▶ EXERCISE GOAL:
Write out each line from the data below that includes the word "Game".

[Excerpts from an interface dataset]
+-------+

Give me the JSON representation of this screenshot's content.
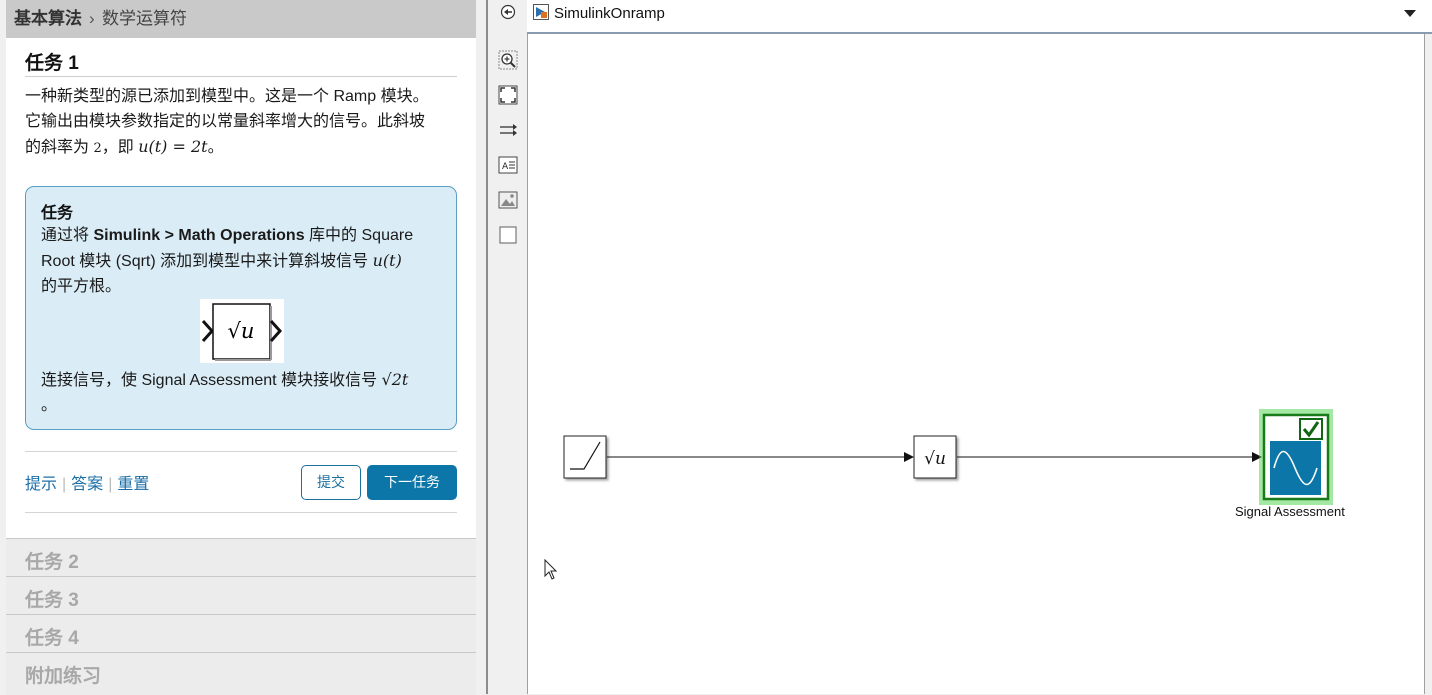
{
  "breadcrumb": {
    "section": "基本算法",
    "separator": "›",
    "page": "数学运算符"
  },
  "task": {
    "title": "任务 1",
    "desc_line1": "一种新类型的源已添加到模型中。这是一个 Ramp 模块。",
    "desc_line2": "它输出由模块参数指定的以常量斜率增大的信号。此斜坡",
    "desc_line3_a": "的斜率为 ",
    "desc_line3_slope": "2",
    "desc_line3_b": "，即 ",
    "desc_line3_eq": "u(t) = 2t",
    "desc_line3_c": "。"
  },
  "taskbox": {
    "header": "任务",
    "text_a": "通过将 ",
    "text_bold": "Simulink > Math Operations",
    "text_b": " 库中的 Square Root 模块 (Sqrt) 添加到模型中来计算斜坡信号 ",
    "text_signal": "u(t)",
    "text_c": "的平方根。",
    "sqrt_symbol": "√u",
    "conn_text": "连接信号，使 Signal Assessment 模块接收信号 ",
    "conn_expr": "√2t",
    "conn_end": "。"
  },
  "actions": {
    "hint": "提示",
    "answer": "答案",
    "reset": "重置",
    "submit": "提交",
    "next": "下一任务"
  },
  "other_tasks": [
    "任务 2",
    "任务 3",
    "任务 4",
    "附加练习"
  ],
  "model": {
    "name": "SimulinkOnramp"
  },
  "blocks": {
    "sqrt_label": "√u",
    "assessment_label": "Signal Assessment"
  },
  "icons": [
    "back-icon",
    "zoom-icon",
    "fit-view-icon",
    "signal-route-icon",
    "annotation-icon",
    "image-icon",
    "area-icon"
  ]
}
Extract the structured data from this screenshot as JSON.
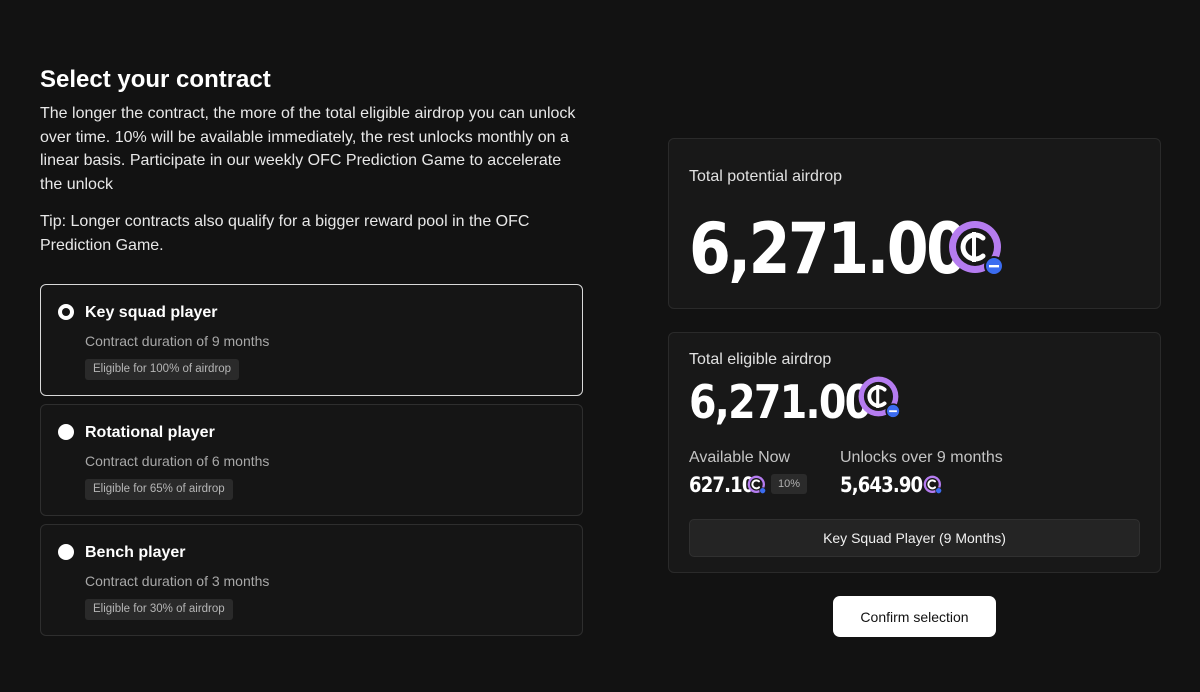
{
  "header": {
    "title": "Select your contract",
    "description": "The longer the contract, the more of the total eligible airdrop you can unlock over time. 10% will be available immediately, the rest unlocks monthly on a linear basis. Participate in our weekly OFC Prediction Game to accelerate the unlock",
    "tip": "Tip: Longer contracts also qualify for a bigger reward pool in the OFC Prediction Game."
  },
  "options": [
    {
      "title": "Key squad player",
      "duration": "Contract duration of 9 months",
      "badge": "Eligible for 100% of airdrop",
      "selected": true
    },
    {
      "title": "Rotational player",
      "duration": "Contract duration of 6 months",
      "badge": "Eligible for 65% of airdrop",
      "selected": false
    },
    {
      "title": "Bench player",
      "duration": "Contract duration of 3 months",
      "badge": "Eligible for 30% of airdrop",
      "selected": false
    }
  ],
  "potential": {
    "label": "Total potential airdrop",
    "value": "6,271.00"
  },
  "eligible": {
    "label": "Total eligible airdrop",
    "value": "6,271.00",
    "available_label": "Available Now",
    "available_value": "627.10",
    "available_pct": "10%",
    "unlock_label": "Unlocks over 9 months",
    "unlock_value": "5,643.90",
    "plan": "Key Squad Player (9 Months)"
  },
  "actions": {
    "confirm_label": "Confirm selection"
  },
  "icons": {
    "token": "ofc-token-icon"
  },
  "colors": {
    "background": "#121212",
    "coin_purple": "#b57cf0",
    "coin_badge": "#3b6cf0"
  }
}
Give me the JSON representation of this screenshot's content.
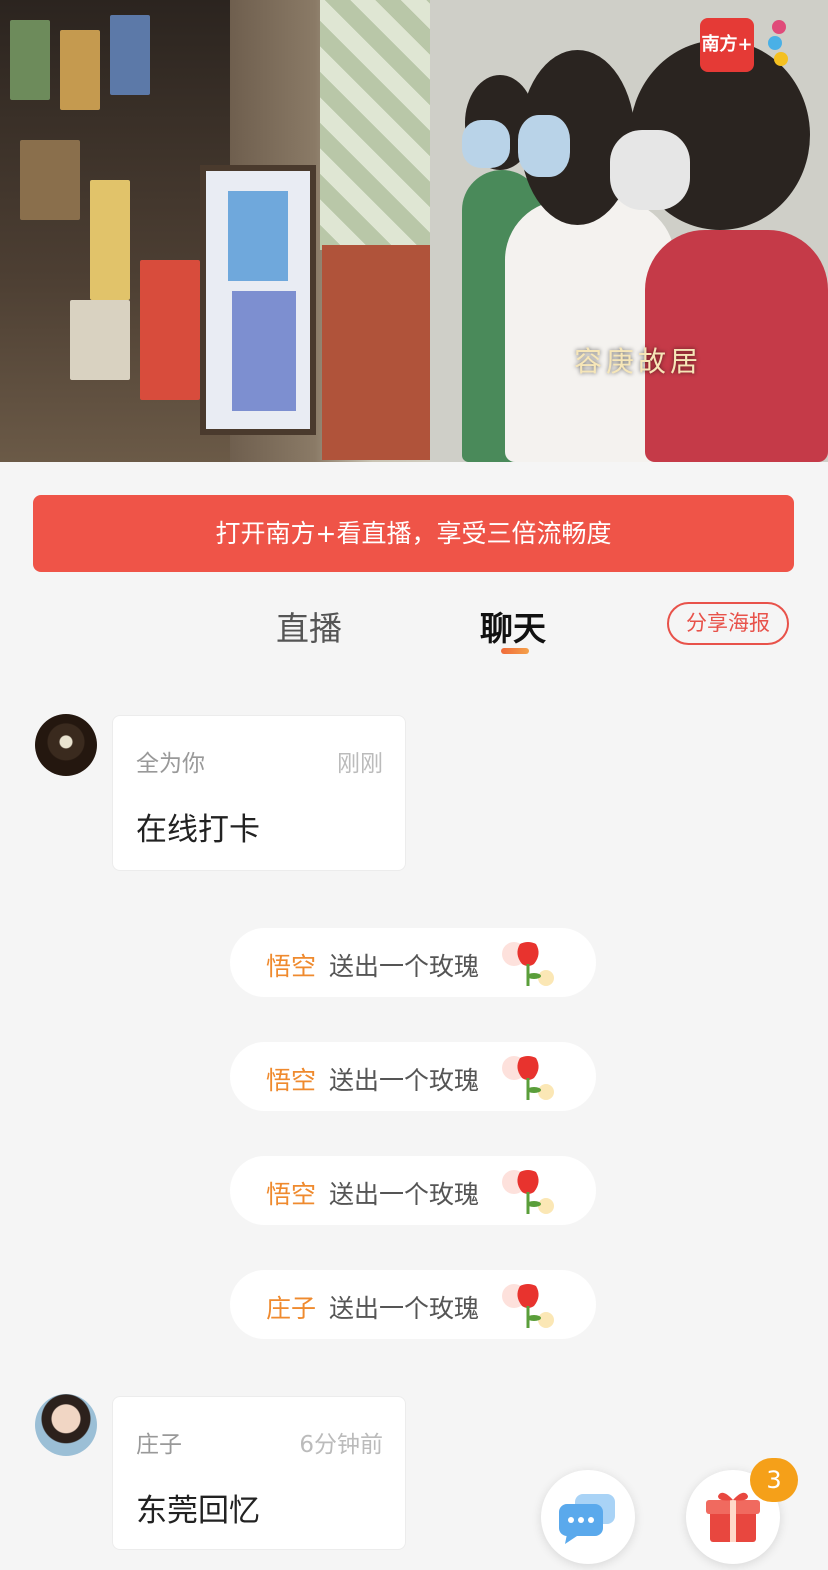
{
  "video": {
    "location_caption": "容庚故居",
    "logo_text": "南方+"
  },
  "banner": {
    "text": "打开南方+看直播，享受三倍流畅度"
  },
  "tabs": [
    {
      "label": "直播",
      "active": false
    },
    {
      "label": "聊天",
      "active": true
    }
  ],
  "share_button": "分享海报",
  "messages": [
    {
      "user": "全为你",
      "time": "刚刚",
      "text": "在线打卡"
    },
    {
      "user": "庄子",
      "time": "6分钟前",
      "text": "东莞回忆"
    }
  ],
  "gifts": [
    {
      "user": "悟空",
      "text": "送出一个玫瑰",
      "icon": "rose-icon"
    },
    {
      "user": "悟空",
      "text": "送出一个玫瑰",
      "icon": "rose-icon"
    },
    {
      "user": "悟空",
      "text": "送出一个玫瑰",
      "icon": "rose-icon"
    },
    {
      "user": "庄子",
      "text": "送出一个玫瑰",
      "icon": "rose-icon"
    }
  ],
  "floating": {
    "chat_icon": "chat-bubbles-icon",
    "gift_icon": "gift-box-icon",
    "gift_badge": "3"
  },
  "colors": {
    "accent": "#ef5448",
    "gift_user": "#ef8a2e",
    "badge": "#f5a019"
  }
}
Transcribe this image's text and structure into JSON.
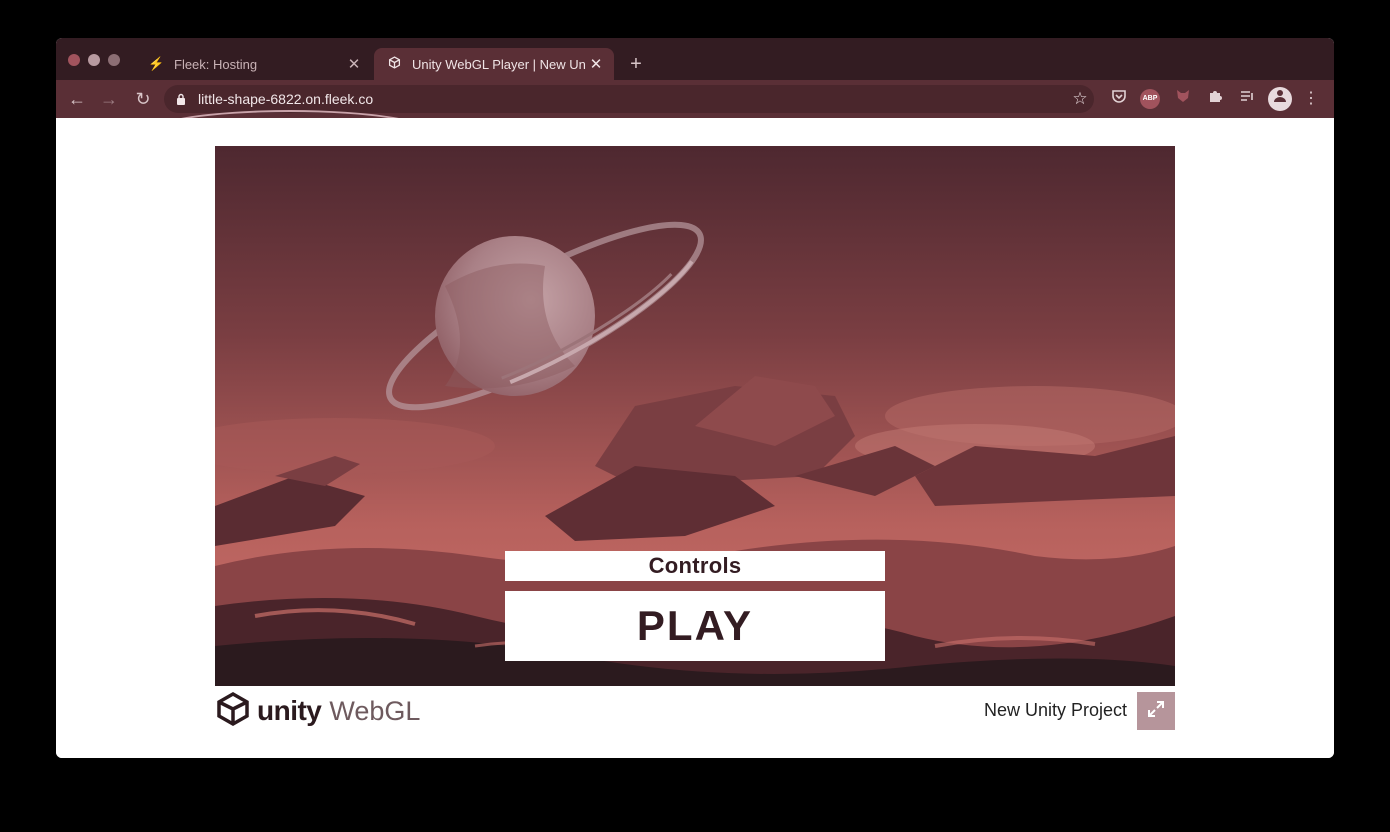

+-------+

▶ WRITTEN RESPONSE:
    "description": "The longer the contract, the more of the total eligible airdrop you can unlock over time. 10% will be available immediately, the rest unlocks monthly on a linear basis. Participate in our weekly OFC Prediction Game to accelerate the unlock",
    "tip": "Tip: Longer contracts also qualify for a bigger reward pool in the OFC Prediction Game."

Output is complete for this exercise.